I originally decided to make this for my wife, but after tasting it myself I was more inclined to stash it away for myself. Trying to taste this thing with your eyes does it no justice. The combination of the bacon fat, the small amount of mild curry, and the punch of the red wine vinegar really creates a satisfying taste to the dish.

When it's all done this soup is more like a quasi-chili than anything else. The lentils absorb nearly all of the stock so it ends up being fairly thick.

Is this the way Keller intended the soup to look like? I don't know. There wasn't a picture in the book, but I bet it came pretty close.

One last thing, don't forget to make some extra bacon. The crispy saltiness makes the perfect bite!

Lentil and Sweet Potato Soup
from Thomas Keller's "Ad Hoc at Home"

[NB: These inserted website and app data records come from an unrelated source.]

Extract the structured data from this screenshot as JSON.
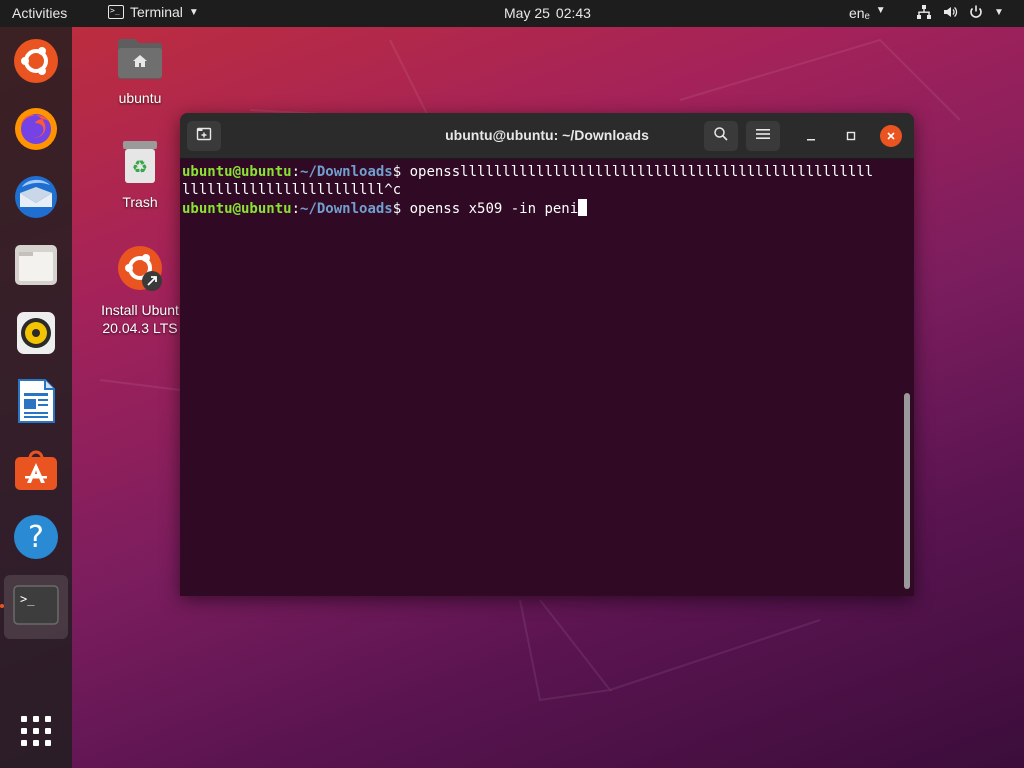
{
  "topbar": {
    "activities": "Activities",
    "app_name": "Terminal",
    "app_icon_glyph": ">_",
    "date": "May 25",
    "time": "02:43",
    "language": "enₑ",
    "tray_icons": [
      "network-icon",
      "volume-icon",
      "power-icon"
    ]
  },
  "dock": {
    "items": [
      {
        "name": "ubuntu-installer",
        "icon": "ubuntu-logo-icon"
      },
      {
        "name": "firefox",
        "icon": "firefox-icon"
      },
      {
        "name": "thunderbird",
        "icon": "thunderbird-icon"
      },
      {
        "name": "files",
        "icon": "folder-icon"
      },
      {
        "name": "rhythmbox",
        "icon": "speaker-icon"
      },
      {
        "name": "libreoffice-writer",
        "icon": "document-icon"
      },
      {
        "name": "ubuntu-software",
        "icon": "shopping-bag-icon"
      },
      {
        "name": "help",
        "icon": "help-icon"
      },
      {
        "name": "terminal",
        "icon": "terminal-icon",
        "active": true
      }
    ],
    "show_apps_icon": "grid-icon"
  },
  "desktop": {
    "icons": [
      {
        "label": "ubuntu",
        "icon": "home-folder-icon"
      },
      {
        "label": "Trash",
        "icon": "trash-icon"
      },
      {
        "label": "Install Ubunt\n20.04.3 LTS",
        "icon": "install-ubuntu-icon"
      }
    ]
  },
  "terminal": {
    "title": "ubuntu@ubuntu: ~/Downloads",
    "prompt_user": "ubuntu@ubuntu",
    "prompt_colon": ":",
    "prompt_path": "~/Downloads",
    "prompt_symbol": "$ ",
    "line1_cmd": "opensslllllllllllllllllllllllllllllllllllllllllllllllll",
    "line2": "llllllllllllllllllllllll^c",
    "line3_cmd": "openss x509 -in peni",
    "colors": {
      "background": "#300a24",
      "user": "#8ae234",
      "path": "#729fcf",
      "close": "#e95420"
    }
  }
}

  • 8 oz. applewood-smoked bacon
  • 3 Tbsp canola oil
  • 2 C thinly sliced carrots
  • 2 C coarsely chopped leeks
  • ¾ to 1 tspn Yellow or Madras Curry Powder
  • Kosker salt
  • 1-½ lbs. sweet potatoes
  • 2 Sachets (1 bay leaf, 10 peppercorns, 1 peeled and smashed garlic clove, and 3 sprigs of thyme wrapped in cheesecloth)
  • 2 C (about 8oz.) Spanish Pardina or French de Puy lentils, small stones removed, rinsed
  • 8 C Chicken Stock
  • 1 to 2 Tbsp red wine vinegar
  • Freshly ground pepper
  • Cilantro leaves

Cut the bacon into lardons that are 1 inch long and ½ inch thick.

Heat the canola oil in an 8 to 10 quart stockpot over medium heat. Add the bacon, reduce the heat to low, and render the fat for 20 to 25 minutes. The bacon should color but not crisp. Using a slotted spoon, remove the bacon and set aside.

Add the carrots, leeks, onions, and curry powder to the pot and stir to coat in the bacon fat. Season with salt, reduce the heat to low, cover with a parchment lid, and cook very slowly for 30 to 35 minutes, until the vegetables are tender. Remove and discard to the parchment lid.

Meanwhile, peel the sweet potatoes. Trim them and cut them into a ½ inch dice. Put the potatoes, one of the sachets, and 2 teaspoons of salt in the large saucepan, add cold water to cover, bring to a simmer, and cook until the potatoes are just tender, about 10 minutes. Drain and spread on a tray to cool; discard the sachet.

Add the lentils, second sachet, and stock to the vegetables, bring to a simmer, and simmer for the 30 to 40 minutes *mine went every bit of 40 minutes*, until the lentils are tender. (At this point, the soup can be refrigerated for up to 2 day.)

Spread the bacon in a small frying pan and crisp over medium-high heat.

Add the vinegar to taste to the soup, then add the potatoes and heat through. Season to taste with salt and pepper.

Serve the soup garnished with the bacon and cilantro leaves.